*** Opening Extracted information ***

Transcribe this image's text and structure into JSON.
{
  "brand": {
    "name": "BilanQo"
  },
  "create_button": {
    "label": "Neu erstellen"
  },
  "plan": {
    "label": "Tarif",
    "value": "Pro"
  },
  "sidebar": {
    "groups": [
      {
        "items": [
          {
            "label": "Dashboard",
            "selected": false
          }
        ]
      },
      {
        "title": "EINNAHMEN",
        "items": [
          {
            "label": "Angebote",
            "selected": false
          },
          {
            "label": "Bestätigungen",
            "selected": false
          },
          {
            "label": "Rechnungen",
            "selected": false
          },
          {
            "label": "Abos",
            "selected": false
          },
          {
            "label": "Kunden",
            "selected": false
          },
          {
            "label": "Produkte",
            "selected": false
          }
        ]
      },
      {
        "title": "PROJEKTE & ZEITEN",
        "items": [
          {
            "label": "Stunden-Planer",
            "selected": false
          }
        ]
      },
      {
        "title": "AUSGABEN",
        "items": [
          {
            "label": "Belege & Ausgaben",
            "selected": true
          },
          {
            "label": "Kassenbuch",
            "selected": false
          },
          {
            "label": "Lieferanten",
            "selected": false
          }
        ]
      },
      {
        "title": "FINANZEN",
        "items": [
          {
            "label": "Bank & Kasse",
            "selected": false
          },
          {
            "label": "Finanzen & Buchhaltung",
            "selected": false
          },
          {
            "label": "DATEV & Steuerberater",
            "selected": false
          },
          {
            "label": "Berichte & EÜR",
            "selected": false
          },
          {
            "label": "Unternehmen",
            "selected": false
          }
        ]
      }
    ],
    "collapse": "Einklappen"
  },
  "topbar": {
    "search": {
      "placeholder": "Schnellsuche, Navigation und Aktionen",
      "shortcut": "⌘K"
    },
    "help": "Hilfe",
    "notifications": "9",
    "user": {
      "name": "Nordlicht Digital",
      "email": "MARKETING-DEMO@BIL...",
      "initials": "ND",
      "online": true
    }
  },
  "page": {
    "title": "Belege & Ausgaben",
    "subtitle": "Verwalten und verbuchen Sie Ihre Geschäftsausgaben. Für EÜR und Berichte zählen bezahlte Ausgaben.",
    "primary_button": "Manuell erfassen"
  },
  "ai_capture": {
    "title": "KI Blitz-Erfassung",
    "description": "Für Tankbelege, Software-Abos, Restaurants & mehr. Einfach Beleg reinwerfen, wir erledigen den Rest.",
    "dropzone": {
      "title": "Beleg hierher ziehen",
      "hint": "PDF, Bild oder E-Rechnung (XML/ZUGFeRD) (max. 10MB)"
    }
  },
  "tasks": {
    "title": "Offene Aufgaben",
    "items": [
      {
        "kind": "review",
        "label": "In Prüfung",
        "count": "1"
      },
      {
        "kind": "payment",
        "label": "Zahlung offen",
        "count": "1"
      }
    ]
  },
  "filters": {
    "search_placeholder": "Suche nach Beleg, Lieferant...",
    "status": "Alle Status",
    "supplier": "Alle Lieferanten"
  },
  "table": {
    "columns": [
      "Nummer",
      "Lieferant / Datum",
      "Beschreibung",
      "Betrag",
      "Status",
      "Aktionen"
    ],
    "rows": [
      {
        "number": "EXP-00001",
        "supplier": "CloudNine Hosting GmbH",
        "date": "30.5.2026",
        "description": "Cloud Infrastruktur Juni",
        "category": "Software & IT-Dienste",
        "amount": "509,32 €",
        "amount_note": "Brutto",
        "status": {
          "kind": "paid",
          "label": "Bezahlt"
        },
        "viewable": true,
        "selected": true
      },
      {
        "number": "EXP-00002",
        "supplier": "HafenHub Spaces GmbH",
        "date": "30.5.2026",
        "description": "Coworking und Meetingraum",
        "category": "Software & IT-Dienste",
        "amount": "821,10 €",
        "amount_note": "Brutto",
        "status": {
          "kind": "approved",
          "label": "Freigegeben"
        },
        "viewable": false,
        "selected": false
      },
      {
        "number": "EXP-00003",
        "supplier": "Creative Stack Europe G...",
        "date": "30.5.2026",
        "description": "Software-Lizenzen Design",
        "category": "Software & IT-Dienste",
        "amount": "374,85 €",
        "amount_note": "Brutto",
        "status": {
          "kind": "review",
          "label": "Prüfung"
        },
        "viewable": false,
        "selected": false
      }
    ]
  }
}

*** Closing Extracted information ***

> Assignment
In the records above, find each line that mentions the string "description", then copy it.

> Expected output
    "description": "Für Tankbelege, Software-Abos, Restaurants & mehr. Einfach Beleg reinwerfen, wir erledigen den Rest.",
        "description": "Cloud Infrastruktur Juni",
        "description": "Coworking und Meetingraum",
        "description": "Software-Lizenzen Design",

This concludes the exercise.